(Extracted records)
<<<<
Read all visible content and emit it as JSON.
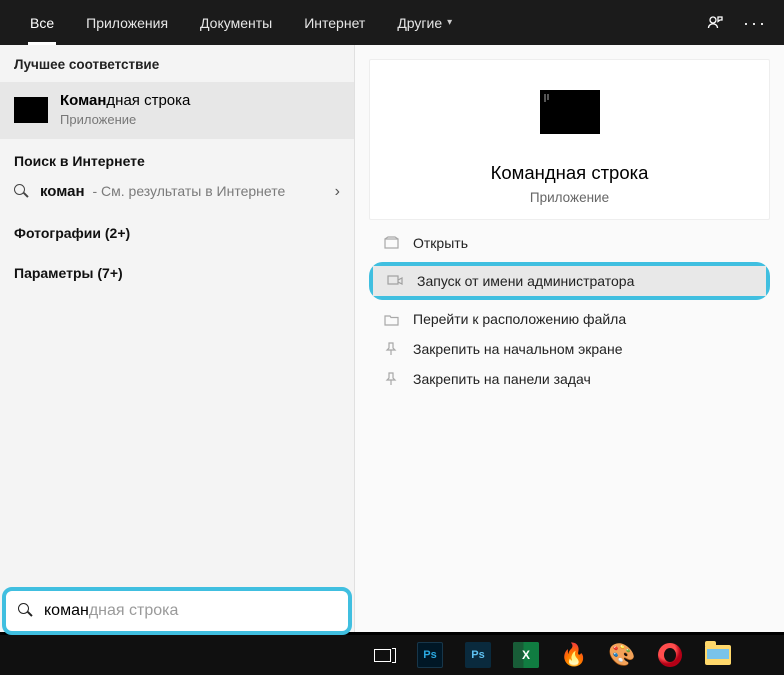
{
  "tabs": {
    "all": "Все",
    "apps": "Приложения",
    "documents": "Документы",
    "internet": "Интернет",
    "other": "Другие"
  },
  "left": {
    "best_match_header": "Лучшее соответствие",
    "best_match": {
      "title_bold": "Коман",
      "title_rest": "дная строка",
      "subtitle": "Приложение"
    },
    "internet_header": "Поиск в Интернете",
    "internet_row": {
      "query": "коман",
      "rest": " - См. результаты в Интернете"
    },
    "photos_header": "Фотографии (2+)",
    "params_header": "Параметры (7+)"
  },
  "right": {
    "title": "Командная строка",
    "subtitle": "Приложение",
    "actions": {
      "open": "Открыть",
      "run_admin": "Запуск от имени администратора",
      "open_location": "Перейти к расположению файла",
      "pin_start": "Закрепить на начальном экране",
      "pin_taskbar": "Закрепить на панели задач"
    }
  },
  "search": {
    "typed": "коман",
    "ghost": "дная строка"
  },
  "taskbar": {
    "ps1": "Ps",
    "ps2": "Ps",
    "xl": "X",
    "flame": "🔥",
    "palette": "🎨"
  }
}
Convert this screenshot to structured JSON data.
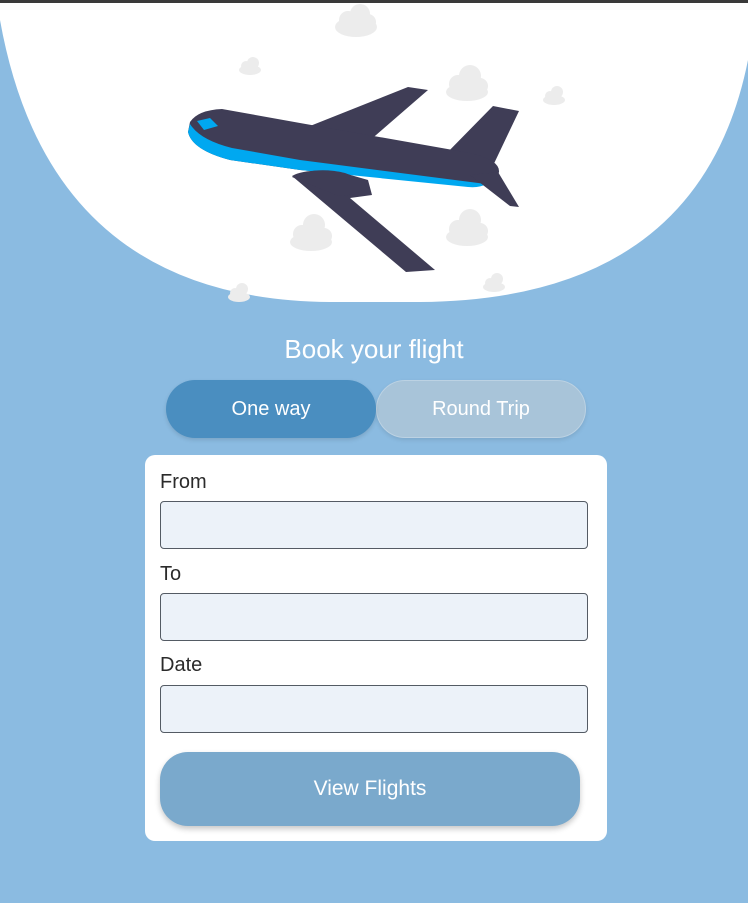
{
  "header": {
    "title": "Book your flight"
  },
  "trip_type": {
    "options": [
      {
        "label": "One way",
        "active": true
      },
      {
        "label": "Round Trip",
        "active": false
      }
    ]
  },
  "form": {
    "from": {
      "label": "From",
      "value": ""
    },
    "to": {
      "label": "To",
      "value": ""
    },
    "date": {
      "label": "Date",
      "value": ""
    },
    "submit_label": "View Flights"
  },
  "colors": {
    "background": "#8bbbe1",
    "active_toggle": "#4a8ec0",
    "inactive_toggle": "#a8c4d9",
    "submit_button": "#7aa9cc",
    "airplane_body": "#3f3d56",
    "airplane_stripe": "#00a8f0"
  },
  "illustration": {
    "icon": "airplane-icon"
  }
}
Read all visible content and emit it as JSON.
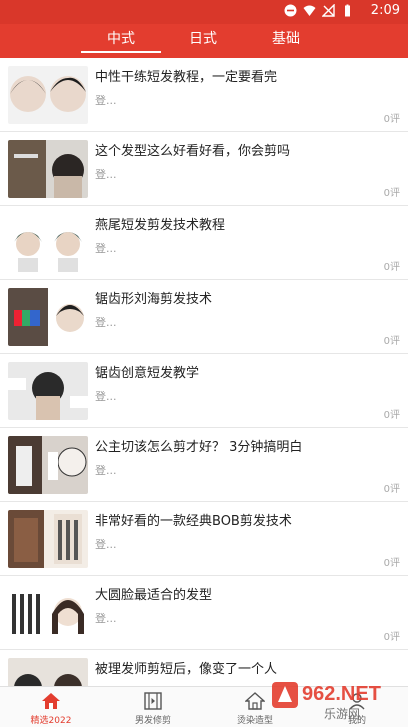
{
  "status_bar": {
    "time": "2:09"
  },
  "tabs": [
    {
      "label": "中式",
      "active": true
    },
    {
      "label": "日式",
      "active": false
    },
    {
      "label": "基础",
      "active": false
    }
  ],
  "articles": [
    {
      "title": "中性干练短发教程，一定要看完",
      "meta": "登...",
      "count": "0评"
    },
    {
      "title": "这个发型这么好看好看，你会剪吗",
      "meta": "登...",
      "count": "0评"
    },
    {
      "title": "燕尾短发剪发技术教程",
      "meta": "登...",
      "count": "0评"
    },
    {
      "title": "锯齿形刘海剪发技术",
      "meta": "登...",
      "count": "0评"
    },
    {
      "title": "锯齿创意短发教学",
      "meta": "登...",
      "count": "0评"
    },
    {
      "title": "公主切该怎么剪才好？ 3分钟搞明白",
      "meta": "登...",
      "count": "0评"
    },
    {
      "title": "非常好看的一款经典BOB剪发技术",
      "meta": "登...",
      "count": "0评"
    },
    {
      "title": "大圆脸最适合的发型",
      "meta": "登...",
      "count": "0评"
    },
    {
      "title": "被理发师剪短后，像变了一个人",
      "meta": "",
      "count": ""
    }
  ],
  "bottom_nav": [
    {
      "label": "精选2022",
      "icon": "home-icon",
      "active": true
    },
    {
      "label": "男发修剪",
      "icon": "video-icon",
      "active": false
    },
    {
      "label": "烫染造型",
      "icon": "house-icon",
      "active": false
    },
    {
      "label": "我的",
      "icon": "user-icon",
      "active": false
    }
  ],
  "watermark": {
    "text": "962.NET",
    "subtext": "乐游网"
  },
  "colors": {
    "primary": "#e33d2f",
    "status": "#d9372a"
  }
}
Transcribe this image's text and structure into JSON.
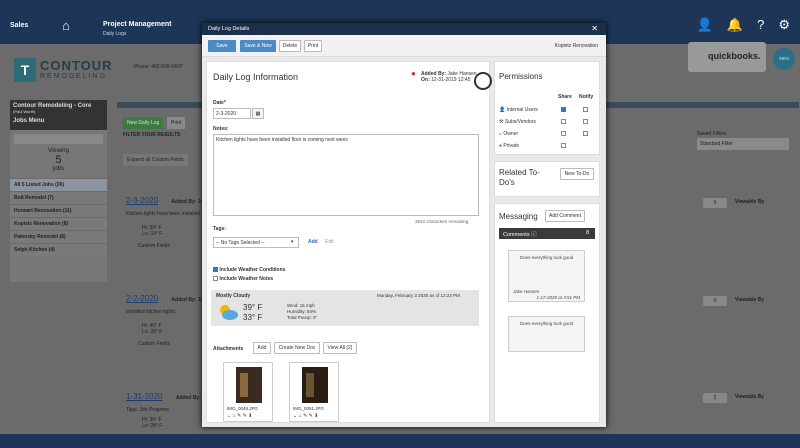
{
  "topnav": {
    "sales": "Sales",
    "project_title": "Project Management",
    "project_sub": "Daily Logs"
  },
  "logo": {
    "mark": "T",
    "line1": "CONTOUR",
    "line2": "REMODELING"
  },
  "phone": "Phone: 402-506-6407",
  "leftpanel": {
    "company": "Contour Remodeling - Core",
    "user": "(Paul Wurth)",
    "jobs_menu": "Jobs Menu",
    "viewing_label": "Viewing",
    "viewing_count": "5",
    "viewing_unit": "jobs",
    "jobs": [
      "All 5 Listed Jobs (36)",
      "Bolt Remodel (7)",
      "Horwart Renovation (11)",
      "Kopietz Renovation (8)",
      "Palensky Remodel (6)",
      "Selph Kitchen (4)"
    ]
  },
  "background": {
    "new_daily_log": "New Daily Log",
    "print": "Print",
    "filter": "FILTER YOUR RESULTS",
    "expand": "Expand all Custom Fields",
    "saved_filters": "Saved Filters",
    "saved_filter_value": "Standard Filter",
    "entries": [
      {
        "date": "2-3-2020",
        "added": "Added By: Ja",
        "note": "Kitchen lights have been installed floor is",
        "hi": "Hi: 39° F",
        "lo": "Lo: 33° F",
        "custom": "Custom Fields",
        "count": "9"
      },
      {
        "date": "2-2-2020",
        "added": "Added By: Ja",
        "note": "Installed kitchen lights.",
        "hi": "Hi: 40° F",
        "lo": "Lo: 28° F",
        "custom": "Custom Fields",
        "count": "0"
      },
      {
        "date": "1-31-2020",
        "added": "Added By: Ton",
        "note": "Tags: Job Progress",
        "hi": "Hi: 36° F",
        "lo": "Lo: 28° F",
        "custom": "",
        "count": "2"
      }
    ],
    "viewable_by": "Viewable By",
    "qb": "quickbooks.",
    "xero": "xero"
  },
  "modal": {
    "title": "Daily Log Details",
    "save": "Save",
    "save_new": "Save & New",
    "delete": "Delete",
    "print": "Print",
    "job_name": "Kopietz Renovation",
    "heading": "Daily Log Information",
    "added_by_label": "Added By:",
    "added_by": "Jake Hansen",
    "on_label": "On:",
    "on": "12-31-2019 12:45",
    "date_label": "Date*",
    "date_value": "2-3-2020",
    "notes_label": "Notes:",
    "notes_value": "Kitchen lights have been installed floor is coming next wees",
    "chars_remaining": "3940 characters remaining.",
    "tags_label": "Tags:",
    "tags_placeholder": "-- No Tags Selected --",
    "tags_add": "Add",
    "tags_edit": "Edit",
    "include_weather": "Include Weather Conditions",
    "include_weather_notes": "Include Weather Notes",
    "weather": {
      "condition": "Mostly Cloudy",
      "datetime": "Monday, February 3 2020 as of 12:23 PM",
      "high": "39° F",
      "low": "33° F",
      "wind": "Wind: 15 mph",
      "humidity": "Humidity: 84%",
      "precip": "Total Precip: 0\""
    },
    "attachments_label": "Attachments",
    "attach_add": "Add",
    "attach_new_doc": "Create New Doc",
    "attach_view_all": "View All (2)",
    "files": [
      "IMG_0048.JPG",
      "IMG_0051.JPG"
    ],
    "permissions": {
      "title": "Permissions",
      "share": "Share",
      "notify": "Notify",
      "rows": [
        {
          "label": "Internal Users",
          "share": true
        },
        {
          "label": "Subs/Vendors",
          "share": false
        },
        {
          "label": "Owner",
          "share": false
        },
        {
          "label": "Private",
          "share": false
        }
      ]
    },
    "todos": {
      "title_line1": "Related To-",
      "title_line2": "Do's",
      "new_btn": "New To-Do"
    },
    "messaging": {
      "title": "Messaging",
      "add_comment": "Add Comment",
      "comments_label": "Comments",
      "comments_count": "8",
      "note1": "Does everything look good",
      "author": "Jake Hansen",
      "author_time": "1-17-2020 at 3:51 PM",
      "note2": "Does everything look good"
    }
  }
}
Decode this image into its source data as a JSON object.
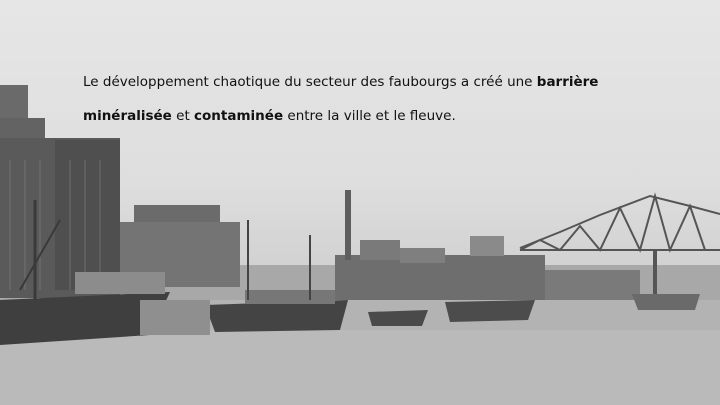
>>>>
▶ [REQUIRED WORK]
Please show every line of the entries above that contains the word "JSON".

▶ [RESPONSE TO THIS EXERCISE]
Read all visible content and emit it as JSON.
Convert this screenshot to structured JSON data.
Read all visible content and emit it as JSON.
Transcribe this image's text and structure into JSON.
Decode this image into its source data as a JSON object.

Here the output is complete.